++++ GIVEN INFORMATION ++++

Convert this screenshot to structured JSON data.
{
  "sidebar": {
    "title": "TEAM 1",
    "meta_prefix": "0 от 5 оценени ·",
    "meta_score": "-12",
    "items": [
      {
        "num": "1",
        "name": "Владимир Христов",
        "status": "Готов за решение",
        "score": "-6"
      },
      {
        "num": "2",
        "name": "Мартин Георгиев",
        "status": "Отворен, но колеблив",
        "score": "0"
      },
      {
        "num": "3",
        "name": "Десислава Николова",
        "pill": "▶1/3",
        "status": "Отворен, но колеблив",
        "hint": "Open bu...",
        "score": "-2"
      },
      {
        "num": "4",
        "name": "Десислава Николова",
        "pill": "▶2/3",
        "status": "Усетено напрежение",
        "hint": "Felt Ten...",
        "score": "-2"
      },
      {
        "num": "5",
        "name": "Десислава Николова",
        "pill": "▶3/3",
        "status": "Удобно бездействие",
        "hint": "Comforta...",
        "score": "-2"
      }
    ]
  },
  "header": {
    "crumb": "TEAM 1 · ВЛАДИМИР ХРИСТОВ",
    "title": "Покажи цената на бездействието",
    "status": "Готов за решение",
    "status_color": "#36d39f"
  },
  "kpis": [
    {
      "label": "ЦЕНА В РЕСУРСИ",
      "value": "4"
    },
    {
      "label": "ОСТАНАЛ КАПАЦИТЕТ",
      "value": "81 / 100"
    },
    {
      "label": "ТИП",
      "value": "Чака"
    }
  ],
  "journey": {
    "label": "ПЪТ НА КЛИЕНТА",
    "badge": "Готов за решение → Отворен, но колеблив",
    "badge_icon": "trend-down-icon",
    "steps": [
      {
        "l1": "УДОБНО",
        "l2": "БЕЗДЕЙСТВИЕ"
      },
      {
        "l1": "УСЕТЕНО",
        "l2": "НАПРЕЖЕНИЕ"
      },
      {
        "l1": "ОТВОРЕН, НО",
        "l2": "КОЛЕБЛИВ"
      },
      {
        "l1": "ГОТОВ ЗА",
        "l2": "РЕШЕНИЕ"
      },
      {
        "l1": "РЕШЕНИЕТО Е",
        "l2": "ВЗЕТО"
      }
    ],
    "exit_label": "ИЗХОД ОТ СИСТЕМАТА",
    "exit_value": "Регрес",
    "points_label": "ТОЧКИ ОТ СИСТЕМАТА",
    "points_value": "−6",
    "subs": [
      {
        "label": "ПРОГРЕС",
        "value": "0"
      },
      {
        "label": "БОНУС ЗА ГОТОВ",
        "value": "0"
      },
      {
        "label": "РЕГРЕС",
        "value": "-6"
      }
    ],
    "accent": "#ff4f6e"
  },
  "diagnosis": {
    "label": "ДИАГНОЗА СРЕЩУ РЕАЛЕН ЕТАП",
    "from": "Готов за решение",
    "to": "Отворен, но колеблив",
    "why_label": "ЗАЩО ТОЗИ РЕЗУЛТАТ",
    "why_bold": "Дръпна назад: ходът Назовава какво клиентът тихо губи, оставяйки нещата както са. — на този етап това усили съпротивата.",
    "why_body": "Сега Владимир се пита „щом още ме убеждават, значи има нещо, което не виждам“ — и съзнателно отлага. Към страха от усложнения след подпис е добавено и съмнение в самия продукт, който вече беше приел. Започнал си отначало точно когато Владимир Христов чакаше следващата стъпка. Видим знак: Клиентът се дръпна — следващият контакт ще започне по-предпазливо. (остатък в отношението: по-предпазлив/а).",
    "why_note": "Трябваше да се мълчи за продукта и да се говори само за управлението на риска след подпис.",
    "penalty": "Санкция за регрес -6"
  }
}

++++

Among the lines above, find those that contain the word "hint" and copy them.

THE ANSWER:
        "hint": "Open bu...",
        "hint": "Felt Ten...",
        "hint": "Comforta...",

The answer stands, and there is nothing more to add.